Old World Wisconsin is an outdoor museum located about 40 miles southwest of Milwaukee.  Situated on over 500 acres of rolling land, it includes a large number of reconstructed residences, farm buildings, meeting halls, and churches built by various mostly European immigrant groups from the 19th century.  The structures are furnished with household goods, farm implements, and other equipment from the same era.  And it is staffed by volunteers dressed in clothes of the era, who provide information and demonstrations that help bring the era to life.

I spent about three hours walking from settlement to settlement trying to capture some of the history in photographs.  Following is some of what I got.

The first image is of the interior of a Catholic church  originally built in Milwaukee in 1839 and moved to and reconstructed on site.  Unfortunately, unlike with most of the buildings, I was not able to enter this church to obtain detail shots.

I took this shot of one of the church's lovely gothic windows that shows the corresponding window on the opposite side of the church.

A number of the buildings, particularly meeting houses, featured wood burning stoves.  As in the photo of the church above, most of these stoves were situated in the center of the room to maximize their efficiency.  Here are a couple of the other stoves.

This last is a closeup of the multipurpose stove shown in the previous shot.

The following was a larger home that was unfortunately closed for restoration.

I converted this to a black and white and darkened the blue sky.

As mentioned, there were a large number of outbuildings, including the following.

Here I wanted to incorporate the fence as a foreground element.  Unfortunately, the top boards of the fence coincided with the base of the building, which I thought created a bit of compositional confusion.

Below is an interior shot from one of the outbuildings.

Here is another tumbledown outbuilding.

But the surprise was when I entered the low entrance.

The light streaming through the building's cracks confirmed that the building was built for ventilation.

Many of the buildings, particularly outbuildings, were constructed of weathered, unpainted dopvetailed timbers, and I spent some time trying to capture some of the interesting grain that the weathering brought out.  Here are a couple of examples.

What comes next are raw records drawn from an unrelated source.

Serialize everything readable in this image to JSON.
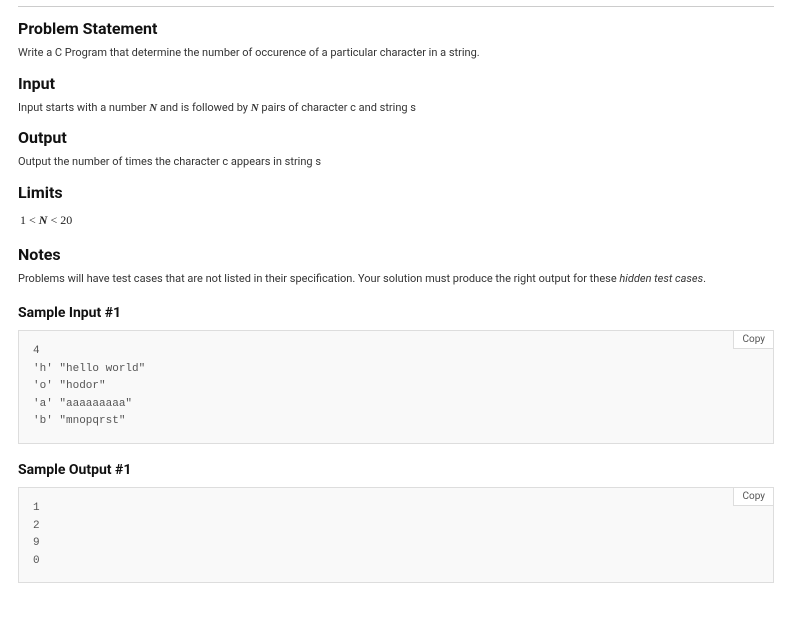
{
  "sections": {
    "problem_statement": {
      "heading": "Problem Statement",
      "body": "Write a C Program that determine the number of occurence of a particular character in a string."
    },
    "input": {
      "heading": "Input",
      "body_pre": "Input starts with a number ",
      "body_mid": " and is followed by ",
      "body_post": " pairs of character c and string s",
      "math_symbol": "N"
    },
    "output": {
      "heading": "Output",
      "body": "Output the number of times the character c appears in string s"
    },
    "limits": {
      "heading": "Limits",
      "expr_pre": "1 < ",
      "expr_var": "N",
      "expr_post": " < 20"
    },
    "notes": {
      "heading": "Notes",
      "body_pre": "Problems will have test cases that are not listed in their specification. Your solution must produce the right output for these ",
      "body_italic": "hidden test cases",
      "body_post": "."
    }
  },
  "samples": {
    "input1": {
      "heading": "Sample Input #1",
      "copy_label": "Copy",
      "content": "4\n'h' \"hello world\"\n'o' \"hodor\"\n'a' \"aaaaaaaaa\"\n'b' \"mnopqrst\""
    },
    "output1": {
      "heading": "Sample Output #1",
      "copy_label": "Copy",
      "content": "1\n2\n9\n0"
    }
  }
}
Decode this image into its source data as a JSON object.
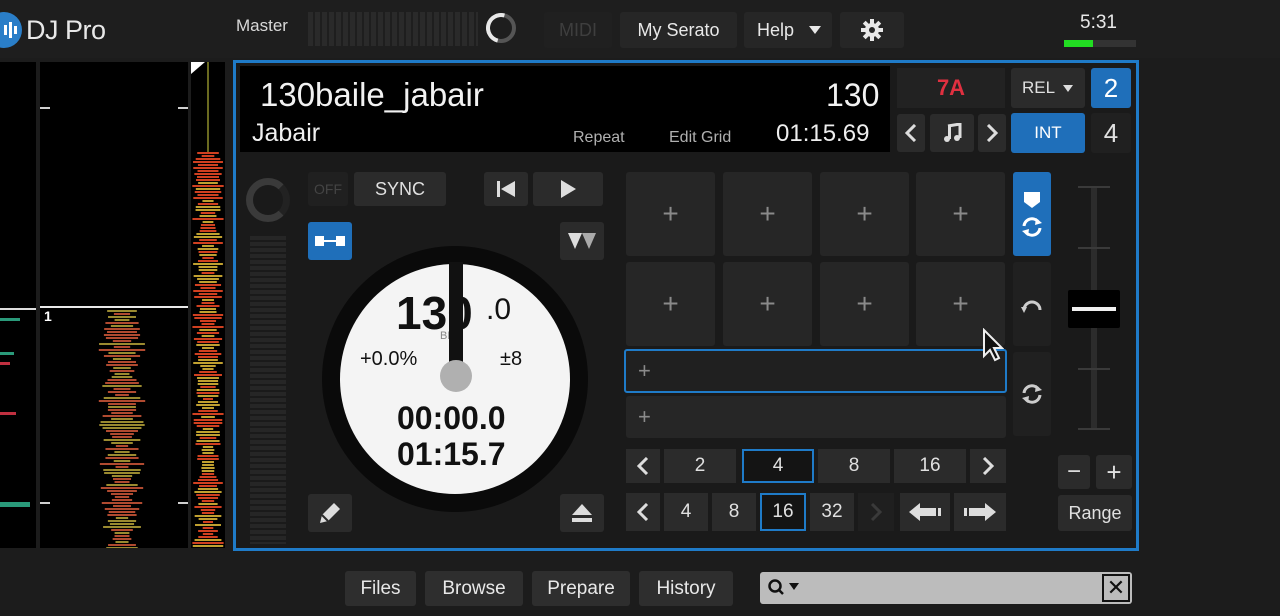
{
  "app": {
    "logo": "DJ Pro"
  },
  "topbar": {
    "master_label": "Master",
    "midi_label": "MIDI",
    "my_serato_label": "My Serato",
    "help_label": "Help",
    "clock": "5:31",
    "battery_level": 0.4
  },
  "overview": {
    "marker": "1"
  },
  "deck": {
    "number_top": "2",
    "number_bottom": "4",
    "track_title": "130baile_jabair",
    "artist": "Jabair",
    "bpm": "130",
    "elapsed": "01:15.69",
    "repeat_label": "Repeat",
    "edit_grid_label": "Edit Grid",
    "key": "7A",
    "rel_label": "REL",
    "int_label": "INT",
    "off_label": "OFF",
    "sync_label": "SYNC",
    "platter": {
      "bpm_int": "130",
      "bpm_dec": ".0",
      "bpm_label": "BPM",
      "pitch": "+0.0%",
      "range": "±8",
      "time_elapsed": "00:00.0",
      "time_remaining": "01:15.7"
    },
    "pad_plus": "+",
    "loop_lengths": [
      "2",
      "4",
      "8",
      "16"
    ],
    "loop_selected": "4",
    "beatjump_lengths": [
      "4",
      "8",
      "16",
      "32"
    ],
    "beatjump_selected": "16",
    "range_label": "Range",
    "minus_label": "−",
    "plus_label": "+"
  },
  "bottom": {
    "files_label": "Files",
    "browse_label": "Browse",
    "prepare_label": "Prepare",
    "history_label": "History",
    "search_placeholder": "",
    "close_label": "✕"
  },
  "colors": {
    "accent": "#1f7bc8",
    "key": "#e03040",
    "battery": "#22dd22"
  }
}
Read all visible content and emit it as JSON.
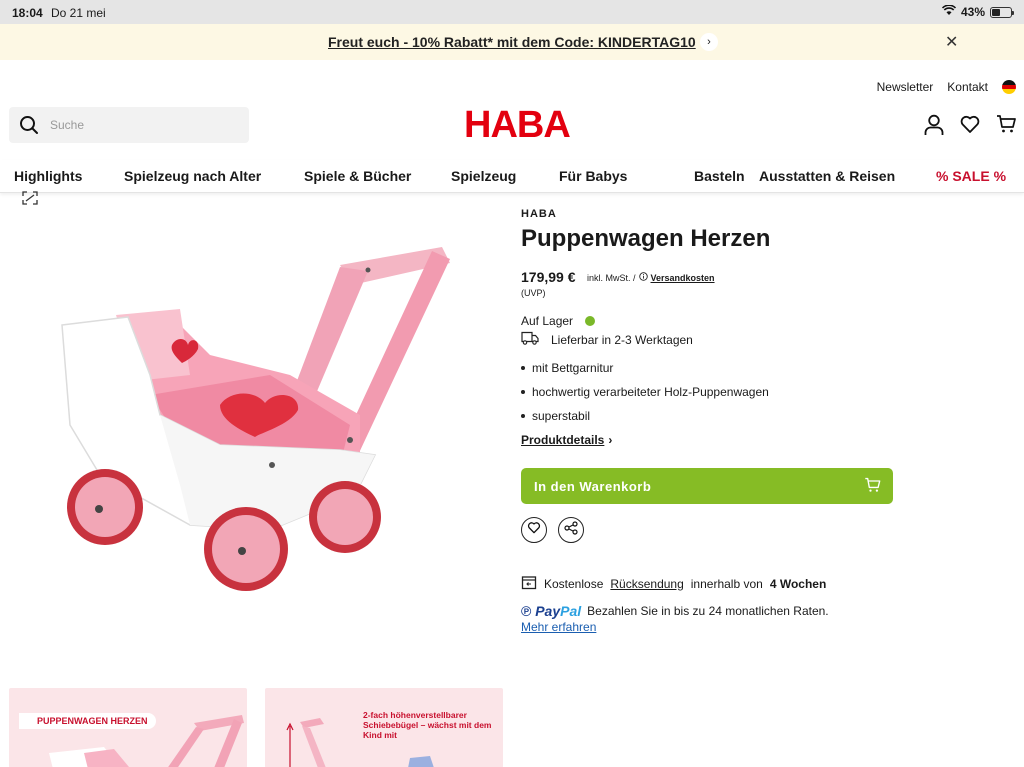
{
  "status_bar": {
    "time": "18:04",
    "date": "Do 21 mei",
    "battery": "43%",
    "battery_level": 0.43
  },
  "promo": {
    "text": "Freut euch - 10% Rabatt* mit dem Code: KINDERTAG10"
  },
  "top_links": {
    "newsletter": "Newsletter",
    "kontakt": "Kontakt"
  },
  "search": {
    "placeholder": "Suche"
  },
  "logo": "HABA",
  "nav": [
    "Highlights",
    "Spielzeug nach Alter",
    "Spiele & Bücher",
    "Spielzeug",
    "Für Babys",
    "Basteln",
    "Ausstatten & Reisen",
    "% SALE %"
  ],
  "product": {
    "brand": "HABA",
    "title": "Puppenwagen Herzen",
    "price": "179,99 €",
    "tax_note": "inkl. MwSt. /",
    "shipping_link": "Versandkosten",
    "uvp": "(UVP)",
    "stock": "Auf Lager",
    "delivery": "Lieferbar in 2-3 Werktagen",
    "features": [
      "mit Bettgarnitur",
      "hochwertig verarbeiteter Holz-Puppenwagen",
      "superstabil"
    ],
    "details_link": "Produktdetails",
    "add_to_cart": "In den Warenkorb"
  },
  "returns": {
    "prefix": "Kostenlose",
    "link": "Rücksendung",
    "middle": "innerhalb von",
    "bold": "4 Wochen"
  },
  "paypal": {
    "brand_pay": "Pay",
    "brand_pal": "Pal",
    "text": "Bezahlen Sie in bis zu 24 monatlichen Raten.",
    "more": "Mehr erfahren"
  },
  "thumbnails": {
    "first_tag": "PUPPENWAGEN HERZEN",
    "second_text": "2-fach höhenverstellbarer Schiebebügel – wächst mit dem Kind mit"
  },
  "colors": {
    "accent_green": "#86bc25",
    "brand_red": "#e3000f",
    "sale_red": "#c8102e",
    "promo_bg": "#fdf8e4"
  }
}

Interesting also was a home built by Polish immigrants in 1900.  The house is distinctive in that, in large part, the wood portion of the exterior walls consists of logs cut in cross-section and set in plaster  or stucco.  Here is the house as a whole followed by a detail shot.

My favorites, finally, were a couple of "still life" shots of household items bathed in light from nearby windows.

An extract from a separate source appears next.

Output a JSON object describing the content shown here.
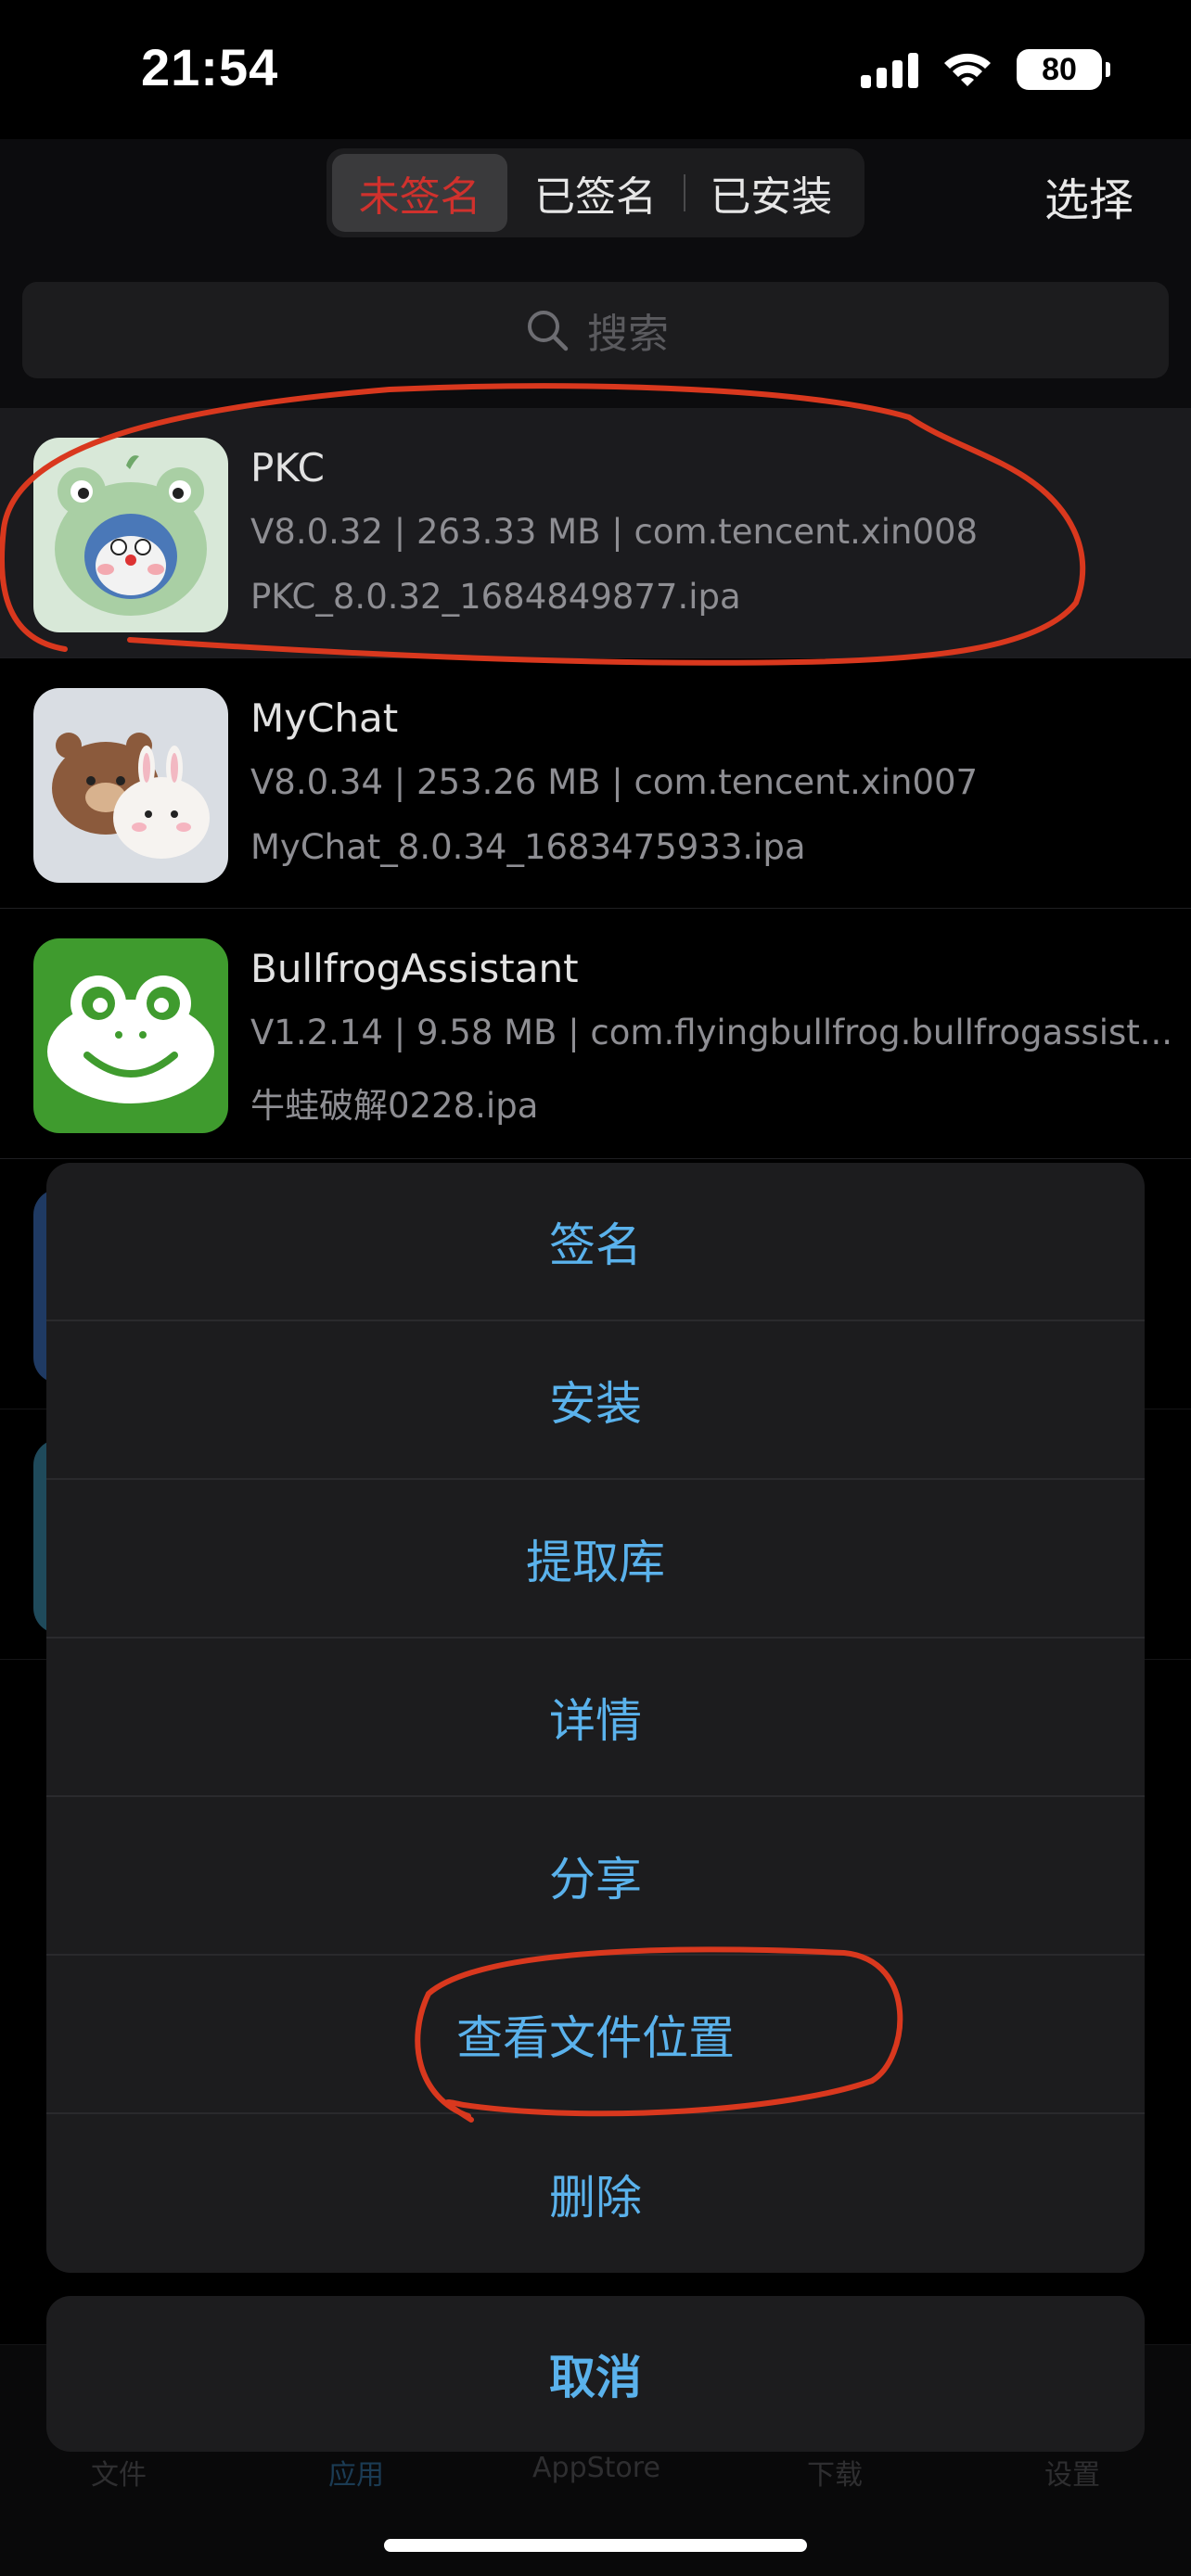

I particularly liked the lace curtain in this last shot.

I strongly recommend a visit to this outdoor historical museum.  But be prepared for crowds of school children during the school year.  There is also the opportunity for a good deal of walking, though there is a tram that runs through the facility.


1 comment:

  1. I LOVE the photos. The old Catholic Church really impressed me. Can you imagine sitting on the pews and the only heat in the winter was the potbelly stove